TO DO —
Even where a line looks wrong, copy it exactly and include every entry.

════════

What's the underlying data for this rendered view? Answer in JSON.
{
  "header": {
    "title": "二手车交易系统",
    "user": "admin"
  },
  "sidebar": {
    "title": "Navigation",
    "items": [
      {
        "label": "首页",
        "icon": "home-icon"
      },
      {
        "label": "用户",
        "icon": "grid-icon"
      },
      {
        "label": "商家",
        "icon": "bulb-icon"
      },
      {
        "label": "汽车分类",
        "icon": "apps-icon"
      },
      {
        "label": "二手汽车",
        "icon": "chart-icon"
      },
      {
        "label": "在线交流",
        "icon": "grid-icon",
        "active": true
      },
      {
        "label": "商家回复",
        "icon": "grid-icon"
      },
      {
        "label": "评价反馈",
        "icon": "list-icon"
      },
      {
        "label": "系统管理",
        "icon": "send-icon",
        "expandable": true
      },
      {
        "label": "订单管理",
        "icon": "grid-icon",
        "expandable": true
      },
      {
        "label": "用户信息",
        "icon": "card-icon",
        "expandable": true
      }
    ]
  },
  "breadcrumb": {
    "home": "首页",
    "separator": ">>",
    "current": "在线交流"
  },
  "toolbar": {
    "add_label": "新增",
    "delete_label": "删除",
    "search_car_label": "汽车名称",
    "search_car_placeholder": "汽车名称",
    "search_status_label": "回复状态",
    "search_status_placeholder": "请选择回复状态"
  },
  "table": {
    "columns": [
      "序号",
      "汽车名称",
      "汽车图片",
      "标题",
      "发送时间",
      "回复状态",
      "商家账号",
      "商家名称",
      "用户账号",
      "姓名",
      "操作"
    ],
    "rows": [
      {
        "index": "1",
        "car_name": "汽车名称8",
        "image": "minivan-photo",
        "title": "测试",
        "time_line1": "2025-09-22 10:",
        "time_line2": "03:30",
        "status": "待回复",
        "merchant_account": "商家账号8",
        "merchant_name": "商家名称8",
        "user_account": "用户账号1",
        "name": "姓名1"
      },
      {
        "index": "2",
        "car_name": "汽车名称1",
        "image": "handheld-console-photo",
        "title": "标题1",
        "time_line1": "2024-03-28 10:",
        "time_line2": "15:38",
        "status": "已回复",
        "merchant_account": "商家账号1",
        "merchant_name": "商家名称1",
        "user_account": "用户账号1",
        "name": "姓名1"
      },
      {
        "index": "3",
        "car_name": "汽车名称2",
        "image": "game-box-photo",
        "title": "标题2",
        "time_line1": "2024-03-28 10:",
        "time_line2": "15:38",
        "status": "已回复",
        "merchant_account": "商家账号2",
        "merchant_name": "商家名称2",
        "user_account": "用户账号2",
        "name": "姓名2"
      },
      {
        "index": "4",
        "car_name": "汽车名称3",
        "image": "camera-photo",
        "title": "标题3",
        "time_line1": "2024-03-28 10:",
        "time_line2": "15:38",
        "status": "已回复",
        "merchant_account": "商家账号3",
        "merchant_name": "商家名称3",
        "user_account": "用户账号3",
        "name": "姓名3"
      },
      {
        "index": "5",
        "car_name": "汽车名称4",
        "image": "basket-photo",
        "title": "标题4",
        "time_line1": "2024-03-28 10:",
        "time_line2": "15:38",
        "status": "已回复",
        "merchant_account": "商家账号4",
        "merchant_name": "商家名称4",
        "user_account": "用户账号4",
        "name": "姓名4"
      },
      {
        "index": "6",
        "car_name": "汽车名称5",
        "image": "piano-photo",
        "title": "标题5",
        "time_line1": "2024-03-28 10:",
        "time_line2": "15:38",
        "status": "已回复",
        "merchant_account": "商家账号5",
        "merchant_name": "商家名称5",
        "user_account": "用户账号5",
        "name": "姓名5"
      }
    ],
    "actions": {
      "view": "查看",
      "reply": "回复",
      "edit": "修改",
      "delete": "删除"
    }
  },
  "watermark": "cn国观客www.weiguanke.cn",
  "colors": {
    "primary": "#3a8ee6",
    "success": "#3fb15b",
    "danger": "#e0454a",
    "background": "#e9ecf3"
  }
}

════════

TASK RESULT —
What's the underlying data for this rendered view? Answer in JSON.
{
  "header": {
    "title": "二手车交易系统",
    "user": "admin"
  },
  "sidebar": {
    "title": "Navigation",
    "items": [
      {
        "label": "首页",
        "icon": "home-icon"
      },
      {
        "label": "用户",
        "icon": "grid-icon"
      },
      {
        "label": "商家",
        "icon": "bulb-icon"
      },
      {
        "label": "汽车分类",
        "icon": "apps-icon"
      },
      {
        "label": "二手汽车",
        "icon": "chart-icon"
      },
      {
        "label": "在线交流",
        "icon": "grid-icon",
        "active": true
      },
      {
        "label": "商家回复",
        "icon": "grid-icon"
      },
      {
        "label": "评价反馈",
        "icon": "list-icon"
      },
      {
        "label": "系统管理",
        "icon": "send-icon",
        "expandable": true
      },
      {
        "label": "订单管理",
        "icon": "grid-icon",
        "expandable": true
      },
      {
        "label": "用户信息",
        "icon": "card-icon",
        "expandable": true
      }
    ]
  },
  "breadcrumb": {
    "home": "首页",
    "separator": ">>",
    "current": "在线交流"
  },
  "toolbar": {
    "add_label": "新增",
    "delete_label": "删除",
    "search_car_label": "汽车名称",
    "search_car_placeholder": "汽车名称",
    "search_status_label": "回复状态",
    "search_status_placeholder": "请选择回复状态"
  },
  "table": {
    "columns": [
      "序号",
      "汽车名称",
      "汽车图片",
      "标题",
      "发送时间",
      "回复状态",
      "商家账号",
      "商家名称",
      "用户账号",
      "姓名",
      "操作"
    ],
    "rows": [
      {
        "index": "1",
        "car_name": "汽车名称8",
        "image": "minivan-photo",
        "title": "测试",
        "time_line1": "2025-09-22 10:",
        "time_line2": "03:30",
        "status": "待回复",
        "merchant_account": "商家账号8",
        "merchant_name": "商家名称8",
        "user_account": "用户账号1",
        "name": "姓名1"
      },
      {
        "index": "2",
        "car_name": "汽车名称1",
        "image": "handheld-console-photo",
        "title": "标题1",
        "time_line1": "2024-03-28 10:",
        "time_line2": "15:38",
        "status": "已回复",
        "merchant_account": "商家账号1",
        "merchant_name": "商家名称1",
        "user_account": "用户账号1",
        "name": "姓名1"
      },
      {
        "index": "3",
        "car_name": "汽车名称2",
        "image": "game-box-photo",
        "title": "标题2",
        "time_line1": "2024-03-28 10:",
        "time_line2": "15:38",
        "status": "已回复",
        "merchant_account": "商家账号2",
        "merchant_name": "商家名称2",
        "user_account": "用户账号2",
        "name": "姓名2"
      },
      {
        "index": "4",
        "car_name": "汽车名称3",
        "image": "camera-photo",
        "title": "标题3",
        "time_line1": "2024-03-28 10:",
        "time_line2": "15:38",
        "status": "已回复",
        "merchant_account": "商家账号3",
        "merchant_name": "商家名称3",
        "user_account": "用户账号3",
        "name": "姓名3"
      },
      {
        "index": "5",
        "car_name": "汽车名称4",
        "image": "basket-photo",
        "title": "标题4",
        "time_line1": "2024-03-28 10:",
        "time_line2": "15:38",
        "status": "已回复",
        "merchant_account": "商家账号4",
        "merchant_name": "商家名称4",
        "user_account": "用户账号4",
        "name": "姓名4"
      },
      {
        "index": "6",
        "car_name": "汽车名称5",
        "image": "piano-photo",
        "title": "标题5",
        "time_line1": "2024-03-28 10:",
        "time_line2": "15:38",
        "status": "已回复",
        "merchant_account": "商家账号5",
        "merchant_name": "商家名称5",
        "user_account": "用户账号5",
        "name": "姓名5"
      }
    ],
    "actions": {
      "view": "查看",
      "reply": "回复",
      "edit": "修改",
      "delete": "删除"
    }
  },
  "watermark": "cn国观客www.weiguanke.cn",
  "colors": {
    "primary": "#3a8ee6",
    "success": "#3fb15b",
    "danger": "#e0454a",
    "background": "#e9ecf3"
  }
}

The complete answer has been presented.